Exercise description ->
Search the records for the word "labels" and pick out every line that has it.
-------
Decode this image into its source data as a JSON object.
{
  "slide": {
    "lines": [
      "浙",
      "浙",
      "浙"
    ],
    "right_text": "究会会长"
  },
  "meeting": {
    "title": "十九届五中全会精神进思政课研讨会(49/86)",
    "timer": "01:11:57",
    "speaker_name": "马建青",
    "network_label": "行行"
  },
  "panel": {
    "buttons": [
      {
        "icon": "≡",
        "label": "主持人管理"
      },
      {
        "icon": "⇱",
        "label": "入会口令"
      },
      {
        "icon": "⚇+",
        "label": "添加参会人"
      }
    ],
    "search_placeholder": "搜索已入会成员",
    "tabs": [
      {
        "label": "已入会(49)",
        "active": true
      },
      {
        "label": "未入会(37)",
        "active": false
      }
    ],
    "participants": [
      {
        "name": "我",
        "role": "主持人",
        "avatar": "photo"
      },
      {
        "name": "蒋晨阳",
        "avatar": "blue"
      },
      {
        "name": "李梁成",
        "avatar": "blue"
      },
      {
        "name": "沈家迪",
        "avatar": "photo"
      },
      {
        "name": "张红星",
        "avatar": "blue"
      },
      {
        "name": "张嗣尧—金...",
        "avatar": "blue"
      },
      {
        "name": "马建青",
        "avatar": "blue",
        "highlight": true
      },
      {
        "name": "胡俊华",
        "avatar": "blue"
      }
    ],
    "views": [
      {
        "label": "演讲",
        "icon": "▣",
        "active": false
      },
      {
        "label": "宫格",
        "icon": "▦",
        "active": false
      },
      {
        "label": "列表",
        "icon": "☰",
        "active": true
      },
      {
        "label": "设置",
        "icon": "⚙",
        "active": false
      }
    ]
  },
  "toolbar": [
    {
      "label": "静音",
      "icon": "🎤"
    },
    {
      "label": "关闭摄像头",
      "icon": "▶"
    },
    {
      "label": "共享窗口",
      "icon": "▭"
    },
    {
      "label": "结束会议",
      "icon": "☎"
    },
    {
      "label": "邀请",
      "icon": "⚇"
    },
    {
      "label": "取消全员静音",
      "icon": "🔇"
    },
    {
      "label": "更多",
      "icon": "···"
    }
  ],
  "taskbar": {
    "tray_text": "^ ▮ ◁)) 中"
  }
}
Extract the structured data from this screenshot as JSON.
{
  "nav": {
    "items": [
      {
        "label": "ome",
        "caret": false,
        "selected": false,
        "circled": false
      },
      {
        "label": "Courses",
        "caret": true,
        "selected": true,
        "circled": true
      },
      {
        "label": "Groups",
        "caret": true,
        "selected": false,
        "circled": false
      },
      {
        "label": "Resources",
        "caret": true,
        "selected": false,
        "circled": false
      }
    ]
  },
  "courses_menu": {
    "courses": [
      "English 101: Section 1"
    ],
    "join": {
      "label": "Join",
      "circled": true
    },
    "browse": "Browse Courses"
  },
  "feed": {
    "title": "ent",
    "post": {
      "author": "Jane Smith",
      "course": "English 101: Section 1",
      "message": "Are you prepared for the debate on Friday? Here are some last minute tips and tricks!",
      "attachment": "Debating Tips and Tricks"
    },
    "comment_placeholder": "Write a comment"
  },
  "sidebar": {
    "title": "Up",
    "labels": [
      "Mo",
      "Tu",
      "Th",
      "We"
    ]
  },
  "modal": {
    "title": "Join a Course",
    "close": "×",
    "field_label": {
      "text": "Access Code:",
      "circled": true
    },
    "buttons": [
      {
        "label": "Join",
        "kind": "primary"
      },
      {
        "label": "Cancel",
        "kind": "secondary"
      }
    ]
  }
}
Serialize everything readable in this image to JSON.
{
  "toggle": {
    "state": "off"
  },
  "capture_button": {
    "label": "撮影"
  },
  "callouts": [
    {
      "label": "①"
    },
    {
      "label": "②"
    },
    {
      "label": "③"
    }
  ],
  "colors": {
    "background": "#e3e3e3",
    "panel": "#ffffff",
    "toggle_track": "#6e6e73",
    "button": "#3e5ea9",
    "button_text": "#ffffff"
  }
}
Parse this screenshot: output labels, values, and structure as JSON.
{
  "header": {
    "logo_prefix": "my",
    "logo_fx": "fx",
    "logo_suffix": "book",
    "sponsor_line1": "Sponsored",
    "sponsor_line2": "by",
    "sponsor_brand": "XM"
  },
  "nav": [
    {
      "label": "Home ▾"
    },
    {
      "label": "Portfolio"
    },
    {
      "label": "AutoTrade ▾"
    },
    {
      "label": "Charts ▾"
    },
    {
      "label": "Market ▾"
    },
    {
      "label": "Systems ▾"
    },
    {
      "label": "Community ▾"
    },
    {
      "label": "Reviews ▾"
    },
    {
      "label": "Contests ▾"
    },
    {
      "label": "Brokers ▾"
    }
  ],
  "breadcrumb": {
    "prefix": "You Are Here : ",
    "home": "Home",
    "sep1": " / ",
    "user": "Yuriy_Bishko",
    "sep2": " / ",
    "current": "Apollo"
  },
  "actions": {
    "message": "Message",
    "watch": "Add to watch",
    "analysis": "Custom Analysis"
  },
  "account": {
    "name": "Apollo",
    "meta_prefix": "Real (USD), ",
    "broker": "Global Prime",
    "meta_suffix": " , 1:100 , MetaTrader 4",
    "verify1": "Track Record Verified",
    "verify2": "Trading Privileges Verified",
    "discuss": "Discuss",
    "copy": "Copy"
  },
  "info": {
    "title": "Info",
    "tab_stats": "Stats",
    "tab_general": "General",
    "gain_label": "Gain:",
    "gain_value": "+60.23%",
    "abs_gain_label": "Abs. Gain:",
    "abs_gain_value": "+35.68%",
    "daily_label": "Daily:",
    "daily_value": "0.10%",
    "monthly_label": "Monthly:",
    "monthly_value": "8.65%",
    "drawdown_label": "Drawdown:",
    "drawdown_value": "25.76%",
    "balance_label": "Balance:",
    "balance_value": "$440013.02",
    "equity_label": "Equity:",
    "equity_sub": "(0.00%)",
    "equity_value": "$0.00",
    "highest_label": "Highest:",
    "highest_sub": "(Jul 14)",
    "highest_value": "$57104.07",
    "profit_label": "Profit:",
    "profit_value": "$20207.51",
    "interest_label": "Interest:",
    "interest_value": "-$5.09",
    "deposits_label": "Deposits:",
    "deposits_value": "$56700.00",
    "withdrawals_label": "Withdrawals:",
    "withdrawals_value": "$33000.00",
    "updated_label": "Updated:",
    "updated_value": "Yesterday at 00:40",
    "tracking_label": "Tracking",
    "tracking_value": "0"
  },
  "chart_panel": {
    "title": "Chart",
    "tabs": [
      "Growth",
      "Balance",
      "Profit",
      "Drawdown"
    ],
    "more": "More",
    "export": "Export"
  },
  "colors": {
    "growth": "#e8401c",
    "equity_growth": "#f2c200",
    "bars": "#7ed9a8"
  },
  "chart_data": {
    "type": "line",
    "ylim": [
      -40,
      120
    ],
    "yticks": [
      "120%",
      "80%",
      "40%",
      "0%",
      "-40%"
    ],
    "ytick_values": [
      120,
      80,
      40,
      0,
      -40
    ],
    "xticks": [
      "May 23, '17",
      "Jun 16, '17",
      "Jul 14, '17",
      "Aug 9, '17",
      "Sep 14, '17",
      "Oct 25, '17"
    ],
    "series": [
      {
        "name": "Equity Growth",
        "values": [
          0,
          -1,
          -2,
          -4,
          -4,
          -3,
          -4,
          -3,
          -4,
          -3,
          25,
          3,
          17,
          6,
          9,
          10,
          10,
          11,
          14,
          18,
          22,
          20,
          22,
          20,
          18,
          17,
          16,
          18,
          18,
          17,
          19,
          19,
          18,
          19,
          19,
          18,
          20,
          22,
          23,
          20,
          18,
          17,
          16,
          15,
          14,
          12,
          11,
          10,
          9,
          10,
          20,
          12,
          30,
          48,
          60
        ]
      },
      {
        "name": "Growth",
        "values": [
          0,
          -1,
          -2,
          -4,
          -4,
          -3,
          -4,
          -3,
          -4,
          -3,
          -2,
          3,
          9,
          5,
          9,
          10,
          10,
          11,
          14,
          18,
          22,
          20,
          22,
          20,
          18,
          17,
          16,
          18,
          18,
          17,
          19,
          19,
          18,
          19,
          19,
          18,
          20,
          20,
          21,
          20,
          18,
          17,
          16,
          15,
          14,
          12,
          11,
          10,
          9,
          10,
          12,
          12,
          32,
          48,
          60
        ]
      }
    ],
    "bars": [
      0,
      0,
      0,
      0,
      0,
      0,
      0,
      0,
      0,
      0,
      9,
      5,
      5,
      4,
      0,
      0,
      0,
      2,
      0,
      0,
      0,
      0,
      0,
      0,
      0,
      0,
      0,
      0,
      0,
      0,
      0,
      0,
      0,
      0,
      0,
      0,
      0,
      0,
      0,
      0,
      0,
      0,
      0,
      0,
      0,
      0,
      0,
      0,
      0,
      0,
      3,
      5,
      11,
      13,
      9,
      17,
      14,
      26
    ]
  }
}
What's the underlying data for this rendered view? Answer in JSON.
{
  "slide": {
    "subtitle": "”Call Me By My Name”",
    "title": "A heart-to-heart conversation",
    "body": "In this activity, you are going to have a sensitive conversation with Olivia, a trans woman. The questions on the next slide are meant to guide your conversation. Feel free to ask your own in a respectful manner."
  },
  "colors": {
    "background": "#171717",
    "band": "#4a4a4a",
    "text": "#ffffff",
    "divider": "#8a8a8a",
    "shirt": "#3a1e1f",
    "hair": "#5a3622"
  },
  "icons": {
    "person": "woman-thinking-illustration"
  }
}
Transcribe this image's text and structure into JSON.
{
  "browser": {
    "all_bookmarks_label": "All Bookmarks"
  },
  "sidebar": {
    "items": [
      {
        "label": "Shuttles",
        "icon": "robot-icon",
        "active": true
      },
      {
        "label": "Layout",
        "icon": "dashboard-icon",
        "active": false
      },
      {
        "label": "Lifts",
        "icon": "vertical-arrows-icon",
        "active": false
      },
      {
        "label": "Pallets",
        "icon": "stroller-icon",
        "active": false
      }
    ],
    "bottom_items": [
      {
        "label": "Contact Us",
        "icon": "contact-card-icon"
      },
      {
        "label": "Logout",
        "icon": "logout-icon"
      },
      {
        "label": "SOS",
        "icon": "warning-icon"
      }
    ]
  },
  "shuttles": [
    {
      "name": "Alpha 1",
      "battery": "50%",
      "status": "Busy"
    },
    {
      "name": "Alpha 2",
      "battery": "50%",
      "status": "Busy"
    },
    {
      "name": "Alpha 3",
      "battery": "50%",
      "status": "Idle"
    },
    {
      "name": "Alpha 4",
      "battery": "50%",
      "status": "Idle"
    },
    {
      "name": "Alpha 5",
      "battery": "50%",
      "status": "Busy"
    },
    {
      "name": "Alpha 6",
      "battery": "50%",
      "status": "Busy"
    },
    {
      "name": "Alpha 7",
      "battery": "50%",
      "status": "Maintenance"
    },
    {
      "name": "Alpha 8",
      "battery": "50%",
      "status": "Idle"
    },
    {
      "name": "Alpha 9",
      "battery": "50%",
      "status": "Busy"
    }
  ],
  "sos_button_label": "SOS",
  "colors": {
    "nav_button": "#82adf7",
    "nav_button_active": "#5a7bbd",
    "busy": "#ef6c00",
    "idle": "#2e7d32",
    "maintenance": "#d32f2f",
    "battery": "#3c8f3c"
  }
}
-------
Task output ->
    "labels": [
Parse this screenshot: output labels, values, and structure as JSON.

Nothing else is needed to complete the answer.